Blue jeans are a beloved staple of most wardrobes. Unfortunately, jeans aren’t the best choice for travel. Jeans are heavy. They are bulky. They restrict blood flow and bind your legs on a long flight. They take hours and hours to air-dry when laundered. Fortunately, there is a travel worthy jeans alternative. I’d like you to give jeggings a try.
Blue jeans alternatives for travel
Jeggings have many travel worthy features
Stretch jeans are known as jeans-leggings or jeggings. While regular jeans are made out of 100% cotton, jeggings are made out of a cotton/spandex blend. Many are cut and dyed to look like regular blue jeans. They have all the pockets that jeans have, and even have contrast stitching. The key difference between jeans and jeggings is the addition of spandex in the jeans material. Adding spandex does several things to the jegging material:

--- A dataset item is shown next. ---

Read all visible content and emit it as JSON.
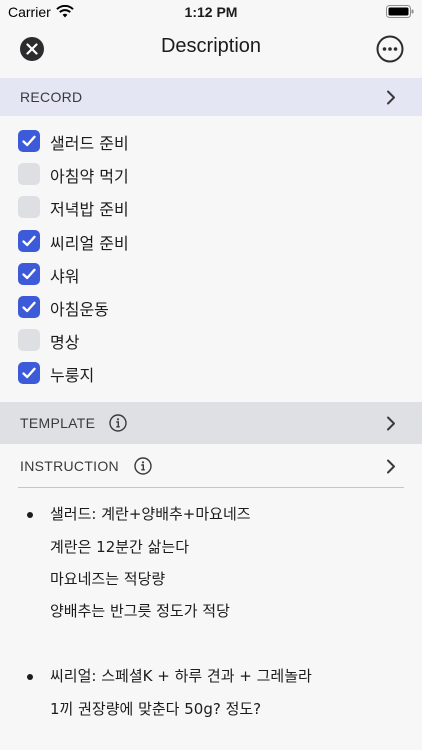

It gives it stretch. You can actually sit comfortably on an airplane for 10 hours! The stretch also makes jeggings less prone to wrinkles – not that anyone ever cared about wrinkled jeans.
It wicks water out of the garment. The spandex acts like little capillaries to suck water out of the garment. Jeggings dry in 1/2 to 1/3 the time that it takes regular jeans to dry.
It makes the material thinner. Spandex is thinner than cotton. Material that is part cotton and part spandex is thinner than 100% cotton. That means that jeggings pack down smaller in your bag.
It makes the jeans lighter. Spandex is lighter than cotton. My regular jeans weigh 1lb, 5.3 oz (0.63 kg). My stretch jeans weigh 15.7 oz (0.44 kg). That’s a weight savings of 5.6 oz (0.16 kg). It doesn’t sound like much until you are trying to make an airline weight restriction. It is also the weight of a spare shirt or a few pairs of underwear. It all adds up.
Jeggings work for many body types
Many people avoid jeggings because they think that they are skin tight and expose every figure flaw. That may be true for jeggings made for teen agers, but other jeggings are made for adult bodies. Many adult jeggings come in a heavier fabric that has the drape and feel of denim. Stretch jeans, such as Lee Easy Fit jeans, come in a looser cut. You may also want to size up with jeggings. I normally wear jeans in a size 6 or 8 regular length. When I buy stretch jeans I will buy a size 8 or 10 in the short length. This gives me a looser jean that skims my body instead of hugging it. The jeans don’t bag because of the spandex.
Jeggings work for many but not all trips
Jeggings work for many, but not all occasions. I take them for shorter trips of less than 2 weeks. I also bring them for casual trips where I am visiting my family. I might take one pair of dark wash jeggings on a business trip, but would most likely use the space for another pair of dress pants. Would I take them on a 3 week trip to Europe? Probably not. I’d rather bring stylish synthetic pants that I can use for a variety of activities.
Jeggings may not be appropriate for ultra-light trips, where every clothing piece needs to perform double and triple duty. They are made of cotton so they aren’t good for trips that involve a lot of outdoors activities. They still take a long time to dry even though they take less time than regular jeans. This would be a big problem if you are traveling to a hot humid country. Jeggings are also hot, just like normal jeans. You won’t want to wear them to the tropics.
Give jeggings a try
Jeggings aren’t the perfect travel pant, but they are a great substitute for regular jeans. If you normally travel with blue jeans then I’d suggest you try out some stretch jeans/jeggings. I think you’ll like the features.
What about men? Yes, there are jeans alternatives for them too. Check out Snarky Nomad’s post on soft shell jeans. They are made out of a different fabric than jeggings but are very appropriate for travel.